**WHAT THE TASK REQUIRES:** Find the lines below in which the string "this" occurs. Copy each one.

**PROVIDED ENTRIES:**
________________________

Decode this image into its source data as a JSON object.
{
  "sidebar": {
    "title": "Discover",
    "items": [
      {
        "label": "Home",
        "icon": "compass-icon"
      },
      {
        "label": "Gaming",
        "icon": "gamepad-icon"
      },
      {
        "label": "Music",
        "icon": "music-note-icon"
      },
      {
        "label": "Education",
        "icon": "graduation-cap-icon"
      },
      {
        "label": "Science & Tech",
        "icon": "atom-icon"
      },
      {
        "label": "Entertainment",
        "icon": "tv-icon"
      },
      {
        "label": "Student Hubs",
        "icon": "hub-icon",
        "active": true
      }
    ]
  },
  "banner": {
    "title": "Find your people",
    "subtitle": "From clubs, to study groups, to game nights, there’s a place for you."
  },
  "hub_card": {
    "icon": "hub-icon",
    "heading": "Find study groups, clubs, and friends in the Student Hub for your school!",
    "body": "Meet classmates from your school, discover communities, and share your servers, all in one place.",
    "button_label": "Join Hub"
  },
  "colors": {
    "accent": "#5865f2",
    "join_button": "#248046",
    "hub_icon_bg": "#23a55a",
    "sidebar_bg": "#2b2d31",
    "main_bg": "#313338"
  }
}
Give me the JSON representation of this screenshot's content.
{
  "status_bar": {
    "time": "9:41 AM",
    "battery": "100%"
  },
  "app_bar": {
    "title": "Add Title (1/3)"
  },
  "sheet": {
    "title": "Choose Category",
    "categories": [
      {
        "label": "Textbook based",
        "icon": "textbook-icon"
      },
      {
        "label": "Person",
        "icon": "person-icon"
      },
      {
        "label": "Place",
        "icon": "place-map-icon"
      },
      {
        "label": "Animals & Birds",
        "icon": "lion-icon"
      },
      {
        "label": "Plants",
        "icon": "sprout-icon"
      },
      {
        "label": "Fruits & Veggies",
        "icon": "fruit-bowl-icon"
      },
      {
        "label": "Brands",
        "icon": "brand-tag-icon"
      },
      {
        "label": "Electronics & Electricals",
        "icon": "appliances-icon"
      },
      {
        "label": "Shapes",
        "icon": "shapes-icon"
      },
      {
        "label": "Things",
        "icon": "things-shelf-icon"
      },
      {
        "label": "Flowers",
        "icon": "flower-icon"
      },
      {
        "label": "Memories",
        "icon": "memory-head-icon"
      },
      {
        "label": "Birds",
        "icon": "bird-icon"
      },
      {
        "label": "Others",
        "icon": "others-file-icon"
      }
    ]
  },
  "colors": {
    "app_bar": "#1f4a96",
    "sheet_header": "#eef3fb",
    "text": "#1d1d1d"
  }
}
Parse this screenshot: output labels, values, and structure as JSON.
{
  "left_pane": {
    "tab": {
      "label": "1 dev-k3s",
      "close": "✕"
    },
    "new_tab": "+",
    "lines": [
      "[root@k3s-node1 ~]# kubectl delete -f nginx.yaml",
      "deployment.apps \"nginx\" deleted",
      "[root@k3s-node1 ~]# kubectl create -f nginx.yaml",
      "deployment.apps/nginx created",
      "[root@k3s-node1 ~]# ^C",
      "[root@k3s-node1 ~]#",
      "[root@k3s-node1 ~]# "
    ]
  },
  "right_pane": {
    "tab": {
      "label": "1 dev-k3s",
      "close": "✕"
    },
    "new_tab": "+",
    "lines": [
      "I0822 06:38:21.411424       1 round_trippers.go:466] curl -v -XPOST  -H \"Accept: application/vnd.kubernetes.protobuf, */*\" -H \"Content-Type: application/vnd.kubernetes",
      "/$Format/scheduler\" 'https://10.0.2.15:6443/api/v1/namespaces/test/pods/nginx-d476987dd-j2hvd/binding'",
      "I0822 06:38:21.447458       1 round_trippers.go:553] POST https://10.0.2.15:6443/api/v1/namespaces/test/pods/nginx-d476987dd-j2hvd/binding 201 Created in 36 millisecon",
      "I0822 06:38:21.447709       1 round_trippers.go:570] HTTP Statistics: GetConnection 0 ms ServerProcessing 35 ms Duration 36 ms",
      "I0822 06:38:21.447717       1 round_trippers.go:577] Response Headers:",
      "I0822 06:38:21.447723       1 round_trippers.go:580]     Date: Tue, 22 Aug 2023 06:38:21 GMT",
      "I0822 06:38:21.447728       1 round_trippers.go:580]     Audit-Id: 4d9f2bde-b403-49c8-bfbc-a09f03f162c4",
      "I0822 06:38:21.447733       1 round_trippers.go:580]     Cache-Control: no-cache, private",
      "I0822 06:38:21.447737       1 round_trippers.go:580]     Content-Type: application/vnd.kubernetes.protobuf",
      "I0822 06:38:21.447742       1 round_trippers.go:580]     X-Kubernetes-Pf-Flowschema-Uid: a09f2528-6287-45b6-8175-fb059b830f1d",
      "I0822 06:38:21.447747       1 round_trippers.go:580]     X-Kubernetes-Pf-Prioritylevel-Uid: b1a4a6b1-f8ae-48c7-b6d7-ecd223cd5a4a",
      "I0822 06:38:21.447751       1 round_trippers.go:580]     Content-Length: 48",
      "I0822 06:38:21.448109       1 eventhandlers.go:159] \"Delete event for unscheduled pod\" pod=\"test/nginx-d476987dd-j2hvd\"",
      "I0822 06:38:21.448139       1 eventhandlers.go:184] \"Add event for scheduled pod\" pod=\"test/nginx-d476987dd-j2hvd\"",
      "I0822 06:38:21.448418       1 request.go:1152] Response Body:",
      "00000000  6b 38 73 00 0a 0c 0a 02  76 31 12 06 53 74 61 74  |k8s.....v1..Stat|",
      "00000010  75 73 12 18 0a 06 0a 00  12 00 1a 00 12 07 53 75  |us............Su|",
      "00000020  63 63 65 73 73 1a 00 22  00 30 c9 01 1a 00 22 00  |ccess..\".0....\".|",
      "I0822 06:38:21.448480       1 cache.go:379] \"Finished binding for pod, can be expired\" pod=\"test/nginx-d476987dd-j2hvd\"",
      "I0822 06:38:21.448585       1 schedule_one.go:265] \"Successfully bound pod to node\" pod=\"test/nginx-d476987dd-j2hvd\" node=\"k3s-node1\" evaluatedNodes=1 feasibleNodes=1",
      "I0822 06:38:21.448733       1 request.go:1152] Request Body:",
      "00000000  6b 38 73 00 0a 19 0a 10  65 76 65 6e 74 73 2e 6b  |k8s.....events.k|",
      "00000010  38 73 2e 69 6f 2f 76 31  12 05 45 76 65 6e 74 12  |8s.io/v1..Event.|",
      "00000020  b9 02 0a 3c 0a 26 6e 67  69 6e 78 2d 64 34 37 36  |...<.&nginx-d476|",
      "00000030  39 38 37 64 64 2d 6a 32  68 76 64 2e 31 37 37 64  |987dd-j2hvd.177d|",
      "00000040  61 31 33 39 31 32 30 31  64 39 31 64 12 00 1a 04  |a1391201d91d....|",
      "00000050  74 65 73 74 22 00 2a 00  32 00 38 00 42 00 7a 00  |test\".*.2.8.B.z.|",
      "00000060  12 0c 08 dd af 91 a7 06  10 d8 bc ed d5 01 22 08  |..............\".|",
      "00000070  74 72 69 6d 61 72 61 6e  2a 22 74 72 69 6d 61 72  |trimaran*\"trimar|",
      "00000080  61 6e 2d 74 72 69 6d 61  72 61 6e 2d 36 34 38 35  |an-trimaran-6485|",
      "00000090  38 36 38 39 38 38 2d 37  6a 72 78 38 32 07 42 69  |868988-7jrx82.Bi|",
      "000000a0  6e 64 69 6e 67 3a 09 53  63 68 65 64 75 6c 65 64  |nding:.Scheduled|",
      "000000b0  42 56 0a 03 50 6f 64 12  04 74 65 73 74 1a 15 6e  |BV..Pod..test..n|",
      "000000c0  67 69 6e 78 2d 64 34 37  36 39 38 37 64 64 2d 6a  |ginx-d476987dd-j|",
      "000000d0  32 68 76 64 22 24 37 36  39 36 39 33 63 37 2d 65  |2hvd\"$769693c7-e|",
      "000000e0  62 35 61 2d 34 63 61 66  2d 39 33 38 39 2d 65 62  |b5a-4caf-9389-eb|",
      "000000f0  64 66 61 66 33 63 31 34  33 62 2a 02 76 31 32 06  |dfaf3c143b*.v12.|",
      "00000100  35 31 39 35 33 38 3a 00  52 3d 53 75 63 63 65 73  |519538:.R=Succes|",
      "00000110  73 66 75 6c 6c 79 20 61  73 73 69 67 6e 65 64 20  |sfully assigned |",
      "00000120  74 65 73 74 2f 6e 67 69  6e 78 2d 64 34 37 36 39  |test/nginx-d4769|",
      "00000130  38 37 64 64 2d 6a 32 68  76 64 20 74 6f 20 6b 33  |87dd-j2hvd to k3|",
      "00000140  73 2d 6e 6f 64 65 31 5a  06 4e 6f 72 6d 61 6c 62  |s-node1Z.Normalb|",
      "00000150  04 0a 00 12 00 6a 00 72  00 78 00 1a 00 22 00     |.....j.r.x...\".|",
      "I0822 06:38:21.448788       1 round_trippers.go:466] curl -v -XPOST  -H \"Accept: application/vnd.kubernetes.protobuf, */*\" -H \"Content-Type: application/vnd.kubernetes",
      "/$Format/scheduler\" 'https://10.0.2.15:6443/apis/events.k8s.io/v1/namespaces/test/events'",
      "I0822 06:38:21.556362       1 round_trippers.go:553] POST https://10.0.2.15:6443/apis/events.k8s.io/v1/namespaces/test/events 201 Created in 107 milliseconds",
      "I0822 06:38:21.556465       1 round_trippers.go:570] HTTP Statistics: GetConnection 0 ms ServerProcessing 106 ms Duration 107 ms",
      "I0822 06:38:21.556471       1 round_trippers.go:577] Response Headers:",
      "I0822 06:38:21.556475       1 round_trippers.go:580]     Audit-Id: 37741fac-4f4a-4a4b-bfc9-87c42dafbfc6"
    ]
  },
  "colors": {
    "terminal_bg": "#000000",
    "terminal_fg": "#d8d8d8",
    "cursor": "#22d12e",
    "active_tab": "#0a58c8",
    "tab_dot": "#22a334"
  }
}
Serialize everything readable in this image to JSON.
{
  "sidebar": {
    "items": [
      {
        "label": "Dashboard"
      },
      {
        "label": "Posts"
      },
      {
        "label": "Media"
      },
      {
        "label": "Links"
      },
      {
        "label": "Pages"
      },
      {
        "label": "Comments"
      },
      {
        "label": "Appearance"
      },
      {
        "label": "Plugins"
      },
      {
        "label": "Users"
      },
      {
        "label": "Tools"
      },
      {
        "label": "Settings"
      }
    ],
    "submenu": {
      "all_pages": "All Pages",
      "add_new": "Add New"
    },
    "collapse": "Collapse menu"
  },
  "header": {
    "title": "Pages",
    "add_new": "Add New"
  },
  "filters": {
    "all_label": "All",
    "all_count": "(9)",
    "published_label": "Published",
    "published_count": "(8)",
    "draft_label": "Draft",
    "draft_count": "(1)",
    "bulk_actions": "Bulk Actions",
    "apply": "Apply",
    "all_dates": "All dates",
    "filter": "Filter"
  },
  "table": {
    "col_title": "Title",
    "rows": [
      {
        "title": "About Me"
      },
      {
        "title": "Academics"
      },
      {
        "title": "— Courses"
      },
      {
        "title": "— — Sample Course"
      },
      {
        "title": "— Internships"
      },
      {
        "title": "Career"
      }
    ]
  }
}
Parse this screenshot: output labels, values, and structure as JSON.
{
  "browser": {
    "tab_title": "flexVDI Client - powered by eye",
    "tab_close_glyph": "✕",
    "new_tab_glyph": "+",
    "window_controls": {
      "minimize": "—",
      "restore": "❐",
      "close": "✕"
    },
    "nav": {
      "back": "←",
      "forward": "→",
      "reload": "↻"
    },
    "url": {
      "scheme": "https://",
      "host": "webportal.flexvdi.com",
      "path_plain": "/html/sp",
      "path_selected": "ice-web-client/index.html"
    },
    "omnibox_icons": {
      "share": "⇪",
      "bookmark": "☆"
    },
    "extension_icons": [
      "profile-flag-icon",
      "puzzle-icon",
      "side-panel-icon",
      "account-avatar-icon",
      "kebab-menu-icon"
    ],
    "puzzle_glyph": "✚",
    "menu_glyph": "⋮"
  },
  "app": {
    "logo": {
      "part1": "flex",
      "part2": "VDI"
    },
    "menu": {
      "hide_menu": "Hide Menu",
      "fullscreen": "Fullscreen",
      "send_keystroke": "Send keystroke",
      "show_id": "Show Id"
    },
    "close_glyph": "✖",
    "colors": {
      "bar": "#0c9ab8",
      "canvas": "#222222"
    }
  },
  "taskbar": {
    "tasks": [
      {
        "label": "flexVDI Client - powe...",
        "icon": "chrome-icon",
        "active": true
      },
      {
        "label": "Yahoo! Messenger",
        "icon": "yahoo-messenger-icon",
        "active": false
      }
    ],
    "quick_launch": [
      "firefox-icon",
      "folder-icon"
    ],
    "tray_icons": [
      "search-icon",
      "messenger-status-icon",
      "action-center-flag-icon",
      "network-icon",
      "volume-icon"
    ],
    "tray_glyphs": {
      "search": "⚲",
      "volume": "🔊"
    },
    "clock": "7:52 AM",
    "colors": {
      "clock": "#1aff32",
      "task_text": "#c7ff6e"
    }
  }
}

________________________

**RESPONSE TO THE TASK:**
Decode this image into its source data as a JSON object.
Give me the JSON representation of this screenshot's content.
Parse this screenshot: output labels, values, and structure as JSON.
Serialize everything readable in this image to JSON.
Parse this screenshot: output labels, values, and structure as JSON.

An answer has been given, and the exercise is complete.